Purpose:Of women with interstitial cystitis/bladder pain syndrome and men with chronic prostatitis/chronic pelvic pain syndrome 85% have concomitant pelvic floor muscle tenderness (PFT). The significance of this finding is incompletely understood. This study examines PFT among participants in the MAPP (Multidisciplinary Approach to the Study of Chronic Pelvic Pain) Research Network and its relationship with urologic chronic pelvic pain syndrome (UCPPS) symptom severity in order to determine whether this is a phenotypic predictor in UCPPS.Materials and Methods:Participants in the MAPP Network Symptom Patterns Study underwent a standardized pelvic examination (PEX). Trained examiners palpated 6 locations evaluating the pelvic musculature for PFT. Participants were assigned a 0 to 6 PEX score based on the number of areas with tenderness on PEX. Using regression tree models, PEX scores were divided into low (0, 1), mid (2, 3, 4, 5) and high (6). The relationship between PFT and UCPPS symptoms was examined using several validated questionnaires.Results:The study cohort consisted of 562 UCCPS participants (375 females and 187 males) and 69 controls. Diagnoses included interstitial cystitis/bladder pain syndrome (397), chronic prostatitis/chronic pelvic pain syndrome (122), both (34) or no diagnosis (9). Of UCPPS participants 81% had PFT on PEX compared to 9% of controls: 107 (19%) low, 312 (56%) mid and 143 (25%) high. Participants with higher PFT scores had more severe disease burden (worse pelvic pain and urinary symptoms), worse quality of life and more widespread distribution of nonpelvic pain.Conclusions:UCPPS patients with more widespread PFT have severe pain and urinary symptoms, worse quality of life and a more centralized pain phenotype.

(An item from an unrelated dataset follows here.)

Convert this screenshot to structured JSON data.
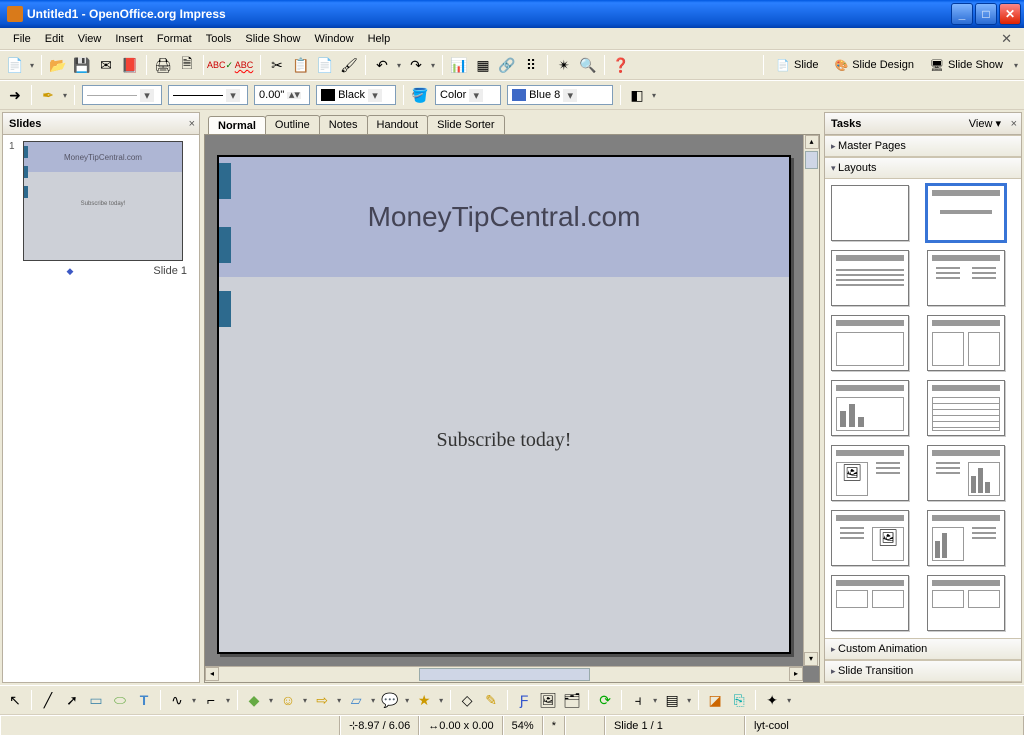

- chronic prostatitis with chronic pelvic pain syndrome
- pelvic pain